The Royal Academy of Fine Arts of San Fernando, Madrid, Spain
His Majesty King Juan Carlos I of Spain presided over the ceremony honoring Jørn Utzon of Denmark as the 2003 Pritzker Architecture Prize Laureate. The ceremony took place in the Royal Academy of Fine Arts of San Fernando in Madrid on Tuesday, May 20, 2003.
The Royal Academy is one of the most important museums in Madrid with an outstanding collection of European and Spanish paintings, sculptures, drawings, and prints from the sixteenth to the twentieth centuries. The institution, founded in 1752, was moved to its current site in 1774, originally a palace with a Baroque façade. Redesigned in the neoclassical style by architect Juan de Villanueva, architect of the Prado Museum and other important buildings of the eightieth century, the Royal Academy has remained in this building to the present.
The guests assembling from around the world for the Pritzker Prize had an opportunity to see some of the Academy's fine art collection. There are five remarkable Zurbarán life-size portraits of monks, as well as several still-life paintings. There are also works by Velázquez, Rubens, and Goya, to mention a few. The Academy, home to the national print collection, is Spain's most important center for the study of art printing processes, such as engraving and etching. Some of Goya's copper plates (among 8000 printing plates archived there) are displayed in rotating exhibitions.

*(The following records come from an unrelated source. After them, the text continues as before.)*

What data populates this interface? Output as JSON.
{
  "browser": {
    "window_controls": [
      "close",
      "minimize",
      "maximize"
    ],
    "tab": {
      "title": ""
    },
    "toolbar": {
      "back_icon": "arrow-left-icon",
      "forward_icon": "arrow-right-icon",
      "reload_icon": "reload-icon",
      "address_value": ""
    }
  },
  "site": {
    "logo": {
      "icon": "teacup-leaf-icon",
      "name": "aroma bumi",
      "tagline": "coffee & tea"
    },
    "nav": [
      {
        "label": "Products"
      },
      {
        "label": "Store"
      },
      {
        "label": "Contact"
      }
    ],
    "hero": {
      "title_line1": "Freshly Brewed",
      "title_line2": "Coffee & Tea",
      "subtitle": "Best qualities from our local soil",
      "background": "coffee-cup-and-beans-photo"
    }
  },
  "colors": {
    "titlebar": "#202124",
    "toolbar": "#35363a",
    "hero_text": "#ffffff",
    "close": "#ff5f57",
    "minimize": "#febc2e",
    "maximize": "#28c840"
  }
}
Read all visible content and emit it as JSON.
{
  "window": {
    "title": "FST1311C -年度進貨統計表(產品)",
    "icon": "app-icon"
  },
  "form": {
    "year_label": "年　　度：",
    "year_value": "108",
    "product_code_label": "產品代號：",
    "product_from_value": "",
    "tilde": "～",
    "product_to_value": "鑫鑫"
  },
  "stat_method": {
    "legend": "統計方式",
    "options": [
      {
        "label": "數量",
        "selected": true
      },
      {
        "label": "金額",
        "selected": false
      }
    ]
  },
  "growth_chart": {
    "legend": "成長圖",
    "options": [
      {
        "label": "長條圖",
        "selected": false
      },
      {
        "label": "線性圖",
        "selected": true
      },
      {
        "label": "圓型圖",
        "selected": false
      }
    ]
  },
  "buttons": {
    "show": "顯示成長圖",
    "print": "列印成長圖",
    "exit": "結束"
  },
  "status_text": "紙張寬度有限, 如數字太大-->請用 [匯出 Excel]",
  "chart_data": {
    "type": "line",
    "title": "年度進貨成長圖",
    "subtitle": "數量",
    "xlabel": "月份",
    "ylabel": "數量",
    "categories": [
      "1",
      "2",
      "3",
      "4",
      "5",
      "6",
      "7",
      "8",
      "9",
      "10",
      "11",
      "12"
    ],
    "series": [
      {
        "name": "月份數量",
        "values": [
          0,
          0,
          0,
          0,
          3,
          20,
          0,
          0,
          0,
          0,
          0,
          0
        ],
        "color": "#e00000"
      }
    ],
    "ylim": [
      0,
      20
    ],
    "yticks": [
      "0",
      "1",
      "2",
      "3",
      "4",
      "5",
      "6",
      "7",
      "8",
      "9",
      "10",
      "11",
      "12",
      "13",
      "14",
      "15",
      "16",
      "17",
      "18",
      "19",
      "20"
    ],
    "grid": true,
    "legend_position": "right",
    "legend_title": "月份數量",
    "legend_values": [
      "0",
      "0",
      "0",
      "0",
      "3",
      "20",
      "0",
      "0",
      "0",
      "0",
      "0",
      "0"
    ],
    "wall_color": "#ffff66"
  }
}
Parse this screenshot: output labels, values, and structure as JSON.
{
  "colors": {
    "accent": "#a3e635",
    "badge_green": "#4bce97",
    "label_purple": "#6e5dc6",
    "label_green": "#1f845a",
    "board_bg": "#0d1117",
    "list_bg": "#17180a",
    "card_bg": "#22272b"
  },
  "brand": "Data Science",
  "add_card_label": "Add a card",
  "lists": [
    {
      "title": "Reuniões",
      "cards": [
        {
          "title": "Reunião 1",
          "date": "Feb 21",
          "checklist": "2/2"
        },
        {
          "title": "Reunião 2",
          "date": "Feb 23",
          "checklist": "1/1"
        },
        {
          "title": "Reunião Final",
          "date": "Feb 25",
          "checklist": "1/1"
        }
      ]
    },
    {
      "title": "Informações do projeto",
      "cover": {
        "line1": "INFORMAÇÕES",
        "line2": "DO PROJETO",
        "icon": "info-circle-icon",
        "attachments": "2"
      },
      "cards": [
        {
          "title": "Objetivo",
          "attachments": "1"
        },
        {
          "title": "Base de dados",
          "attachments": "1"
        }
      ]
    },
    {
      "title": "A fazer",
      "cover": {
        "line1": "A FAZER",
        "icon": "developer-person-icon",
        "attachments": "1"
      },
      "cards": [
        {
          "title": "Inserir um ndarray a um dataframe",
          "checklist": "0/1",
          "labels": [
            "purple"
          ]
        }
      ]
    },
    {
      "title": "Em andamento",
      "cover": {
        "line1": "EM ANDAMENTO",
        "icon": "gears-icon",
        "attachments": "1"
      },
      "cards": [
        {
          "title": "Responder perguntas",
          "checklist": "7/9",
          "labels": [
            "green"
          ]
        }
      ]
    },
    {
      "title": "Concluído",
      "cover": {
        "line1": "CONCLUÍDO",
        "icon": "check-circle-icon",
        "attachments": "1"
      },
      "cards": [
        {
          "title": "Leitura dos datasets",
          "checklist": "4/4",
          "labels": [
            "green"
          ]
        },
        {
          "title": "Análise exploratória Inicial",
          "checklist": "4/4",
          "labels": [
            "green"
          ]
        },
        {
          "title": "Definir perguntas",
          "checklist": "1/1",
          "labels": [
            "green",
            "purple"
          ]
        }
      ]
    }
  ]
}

Thomas J. Pritzker, president of The Hyatt Foundation, in expressing gratitude to the Royal Family for making it possible to hold the event in these historic settings, stated, “This is the second time we have had the great pleasure to come to Spain. The first was in 1997 when we went to Bilbao, where the Frank Gehry designed Guggenheim Museum was nearing completion. While that building is a celebration of contemporary art, this year at the Fine Arts Academy, we will be paying homage to a repository of historic masterpieces." The collection began with Spanish and foreign artists working in Madrid. On being admitted to the Royal Academy of Fine Arts of San Fernando, new members contribute a piece of their own work. The collections have grown substantially from private legacies; today it numbers over a thousand paintings and sculptures dating from the sixteenth century.